Read the novel, Mornings in Jenin, Susan Abulhawa, does for Palestinians what The Kite Runner did for Afghanistan

Read the book, Kairos for Palestine, Rifat Odeh Kassis (Badayl/Alternatives Press), www.kairospalestine.ps

Check regularly with Mark Braverman, American Jewish activist who supports land rights and peaceful co-existence between Israelis and Palestinians, www.markbraverman.org

Read, Embracing Israel/Palestine: a Strategy to Heal and Transform the Middle East, Rabbi Michael Lerner, (North Atlantic Books, Berkeley, CA) www.tikkun.org

Peace Now (The American chapter of Peace Now) www.peacenow.org.il

Jewish Voices for Peace (JVP) www.jewishvoiceforpeace.org

Churches for Middle East Peace (CMEP) www.cmep.org

Holy Land Trust (Sami Awad in Bethlehem) www.holylandtrust.org

Gush Shalom (Uri Avnery and Adam Keller) www.gushshalom.org

The Israeli Committee Against House Demolitions (ICAHD), Jeff Halper, www.ichahd.org

The Islamic Society of North America (ISNA), www.isna.net/interfaith

Challenging Christian Zionism, www.christianzionism.org

The Israeli/Palestinian Mission Network, www.israelpalestinianmissionnetwork.org

4 comments:

Father Dave said...

Thank you for bringing to light the Likud Party charter!

You are entirely right - we are all very aware of the problems with Hamas' charter (which indeed needs to be changed if there is to be a lasting peace) but I don't think many of us realised that the Likud charter was equally problematic!

LSG said...

The problem comes from the mistaken idea that both cultures are good and have equal value.This is not the case. arab/moslem culture is intrinsically evil and should be destroyed.

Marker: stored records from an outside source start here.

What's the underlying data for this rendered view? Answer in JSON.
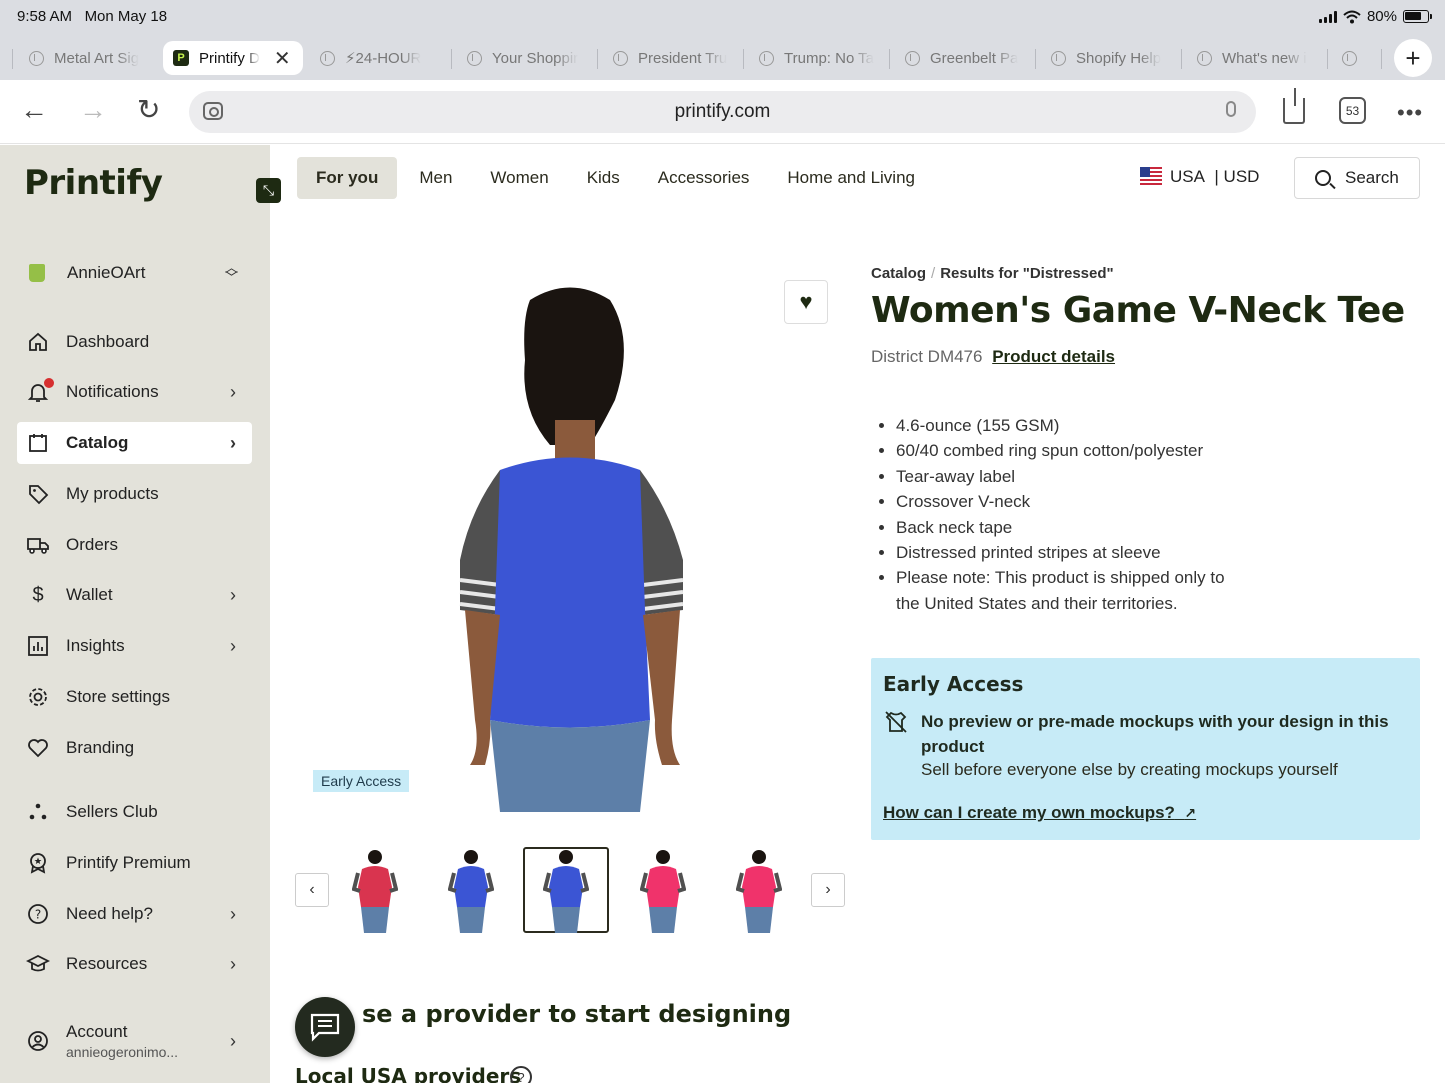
{
  "status": {
    "time": "9:58 AM",
    "date": "Mon May 18",
    "battery": "80%"
  },
  "browser": {
    "tabs": [
      {
        "title": "Metal Art Sig"
      },
      {
        "title": "Printify D"
      },
      {
        "title": "⚡24-HOUR"
      },
      {
        "title": "Your Shoppir"
      },
      {
        "title": "President Tru"
      },
      {
        "title": "Trump: No Ta"
      },
      {
        "title": "Greenbelt Pa"
      },
      {
        "title": "Shopify Help"
      },
      {
        "title": "What's new i"
      }
    ],
    "url": "printify.com",
    "tab_count": "53"
  },
  "sidebar": {
    "logo": "Printify",
    "store": "AnnieOArt",
    "items": [
      {
        "label": "Dashboard",
        "icon": "home-icon"
      },
      {
        "label": "Notifications",
        "icon": "bell-icon"
      },
      {
        "label": "Catalog",
        "icon": "catalog-icon"
      },
      {
        "label": "My products",
        "icon": "tag-icon"
      },
      {
        "label": "Orders",
        "icon": "truck-icon"
      },
      {
        "label": "Wallet",
        "icon": "dollar-icon"
      },
      {
        "label": "Insights",
        "icon": "chart-icon"
      },
      {
        "label": "Store settings",
        "icon": "gear-icon"
      },
      {
        "label": "Branding",
        "icon": "heart-icon"
      },
      {
        "label": "Sellers Club",
        "icon": "dots-icon"
      },
      {
        "label": "Printify Premium",
        "icon": "badge-icon"
      },
      {
        "label": "Need help?",
        "icon": "help-icon"
      },
      {
        "label": "Resources",
        "icon": "graduation-icon"
      },
      {
        "label": "Account",
        "icon": "user-icon",
        "sub": "annieogeronimo..."
      }
    ]
  },
  "catnav": {
    "items": [
      "For you",
      "Men",
      "Women",
      "Kids",
      "Accessories",
      "Home and Living"
    ],
    "region": "USA",
    "currency": "| USD",
    "search": "Search"
  },
  "product": {
    "breadcrumb": [
      "Catalog",
      "Results for \"Distressed\""
    ],
    "title": "Women's Game V-Neck Tee",
    "brand": "District DM476",
    "details_link": "Product details",
    "early_access_tag": "Early Access",
    "bullets": [
      "4.6-ounce (155 GSM)",
      "60/40 combed ring spun cotton/polyester",
      "Tear-away label",
      "Crossover V-neck",
      "Back neck tape",
      "Distressed printed stripes at sleeve",
      "Please note: This product is shipped only to the United States and their territories."
    ],
    "thumb_colors": [
      "#d9344f",
      "#3b55d4",
      "#3b55d4",
      "#f0336b",
      "#f0336b"
    ],
    "main_color": "#3b55d4",
    "sleeve_color": "#505050"
  },
  "early_access": {
    "heading": "Early Access",
    "message": "No preview or pre-made mockups with your design in this product",
    "sub": "Sell before everyone else by creating mockups yourself",
    "link": "How can I create my own mockups?"
  },
  "bottom": {
    "choose": "se a provider to start designing",
    "local": "Local USA providers"
  }
}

If good in the world is going to suvive, evil must be fought. as Ed said, the only thing needed for evil win is for good men to do nothing. LSG

Klaus Kitschke said...

Is there an English version of the Likud chapter? I was intensely searching for it, but all the links I was able to find are broken.

Klaus Kitschke said...

Is there an English version of the Likud chapter? I was intensely searching for it, but all the links I was able to find are broken.